**Assignment**: Please find every line in the records below that contains the word "Local", and copy it.
*** Information Section Begins ***
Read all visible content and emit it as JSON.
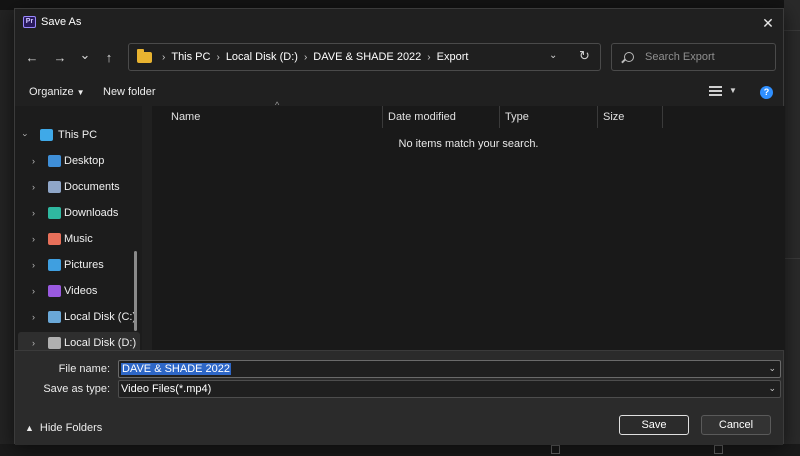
{
  "window": {
    "app_badge": "Pr",
    "title": "Save As",
    "close_glyph": "✕"
  },
  "nav": {
    "back_glyph": "←",
    "forward_glyph": "→",
    "recent_glyph": "⌄",
    "up_glyph": "↑",
    "breadcrumbs": [
      "This PC",
      "Local Disk (D:)",
      "DAVE & SHADE 2022",
      "Export"
    ],
    "crumb_separator": "›",
    "dropdown_glyph": "⌄",
    "refresh_glyph": "↻",
    "search_placeholder": "Search Export"
  },
  "commandbar": {
    "organize_label": "Organize",
    "new_folder_label": "New folder",
    "help_glyph": "?"
  },
  "sidebar": {
    "items": [
      {
        "label": "This PC",
        "icon": "computer-icon",
        "color": "#3fa9e8",
        "root": true
      },
      {
        "label": "Desktop",
        "icon": "desktop-icon",
        "color": "#3f8fd8"
      },
      {
        "label": "Documents",
        "icon": "documents-icon",
        "color": "#8fa6c8"
      },
      {
        "label": "Downloads",
        "icon": "downloads-icon",
        "color": "#2fb8a0"
      },
      {
        "label": "Music",
        "icon": "music-icon",
        "color": "#e8705a"
      },
      {
        "label": "Pictures",
        "icon": "pictures-icon",
        "color": "#3f9fe0"
      },
      {
        "label": "Videos",
        "icon": "videos-icon",
        "color": "#9a5ae0"
      },
      {
        "label": "Local Disk (C:)",
        "icon": "drive-c-icon",
        "color": "#6aa8d8"
      },
      {
        "label": "Local Disk (D:)",
        "icon": "drive-d-icon",
        "color": "#b0b0b0",
        "selected": true
      }
    ]
  },
  "filelist": {
    "columns": [
      "Name",
      "Date modified",
      "Type",
      "Size"
    ],
    "sort_glyph": "^",
    "empty_message": "No items match your search."
  },
  "footer": {
    "file_name_label": "File name:",
    "file_name_value": "DAVE & SHADE 2022",
    "save_type_label": "Save as type:",
    "save_type_value": "Video Files(*.mp4)",
    "hide_folders_label": "Hide Folders",
    "save_label": "Save",
    "cancel_label": "Cancel"
  }
}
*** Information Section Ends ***
**Reply to the task**:
      "Local Disk (D:)",
        "label": "Local Disk (C:)",
        "label": "Local Disk (D:)",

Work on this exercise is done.